After leaving the boat crew on the Blackstone River, Frederieke and Paul drove north along the Dempster Highway to sample rivers flowing into the Peel River and to reach Fort McPherson, where a Canadian research group is sampling Peel River water for us at the ultimate end of our journey. We also met with representatives of the Tetlit Gwich’in (people of the head waters) First Nation, through whose traditional territory the Peel River flows. The Peel River also flows through the traditional territories of the Vuntut Gwitchin (people of the lakes), the Na-Cho Nyak Dun (big river people) and the Tr’ondëk Hwëch’in (people of the river). In preparation for the trip, we applied to all four First Nations, as well as the Yukon Government and the Territorial Parks, for permits for our work, resulting in a great number of contacts before ever getting to Whitehorse.
On the way back south, we met Dr. Ashley Rudy from the NWT’s Geological Survey. She and her group were flying out to permafrost slump sites to measure their activity. A slump is a site of severe permafrost thaw, where melting of the ground ice causes the ground surface to collapse and often get eroded. The ground ice that gets exposed by the subsidence continues to melt, so that these features can eat their way into the landscape. Numerous slumps were visible from the road (left picture and online e.g. here), looking like craters in the otherwise green landscape. These features are spread unevenly over the Peel watershed, and their distribution is related to ground ice and composition. When they are active, they release old organic carbon (buried plant material) to the river system, something we hope to measure as we travel downstream.
Over the past week, the river crew has been travelling northward on the Blackstone River through the Ogilvie Mountains, sampling the river, its tributaries and springs. The water levels are lower than the park service has seen in at least 20 years, so they often had to walk the boats over shallow stretches. Nonetheless, they are making good time, and plan to hike out to the road on Sunday evening (the 14th). Via satellite tracker, we get a daily update on their location and how they are doing. Via satellite telephone, they let us know what needs to be replaced or give us ideas on how to improve the next leg.
The Klondike Highway stayed open over the past week, although pilot cars were on stand-by to ferry travellers through the thick smoke. For most of the 500 km, the road was shrouded in smoke and the sun, when it was visible, was red. In Whitehorse, we picked up Kirsi Keskitalo (VU Amsterdam), spent two days shopping for supplies for the next two legs, packing and re-packing and setting up a canoe on the truck’s roof.

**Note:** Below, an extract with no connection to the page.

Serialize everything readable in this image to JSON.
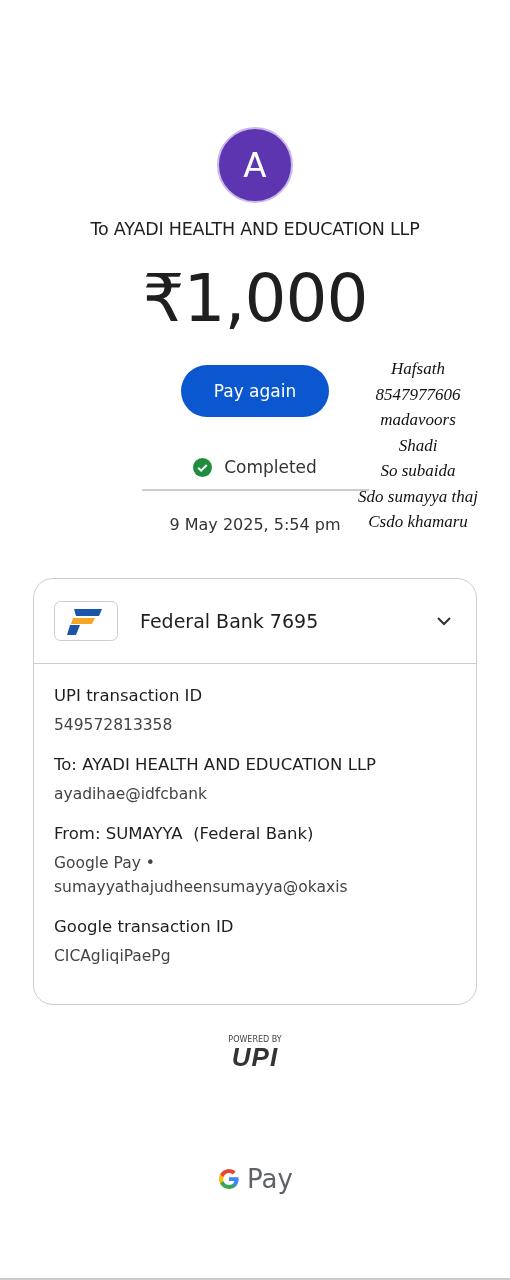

Sunday we head back up the road to meet the boat crew, exchange participants, collect and preserve samples and re-supply the next leg.
Best wishes from the whole team!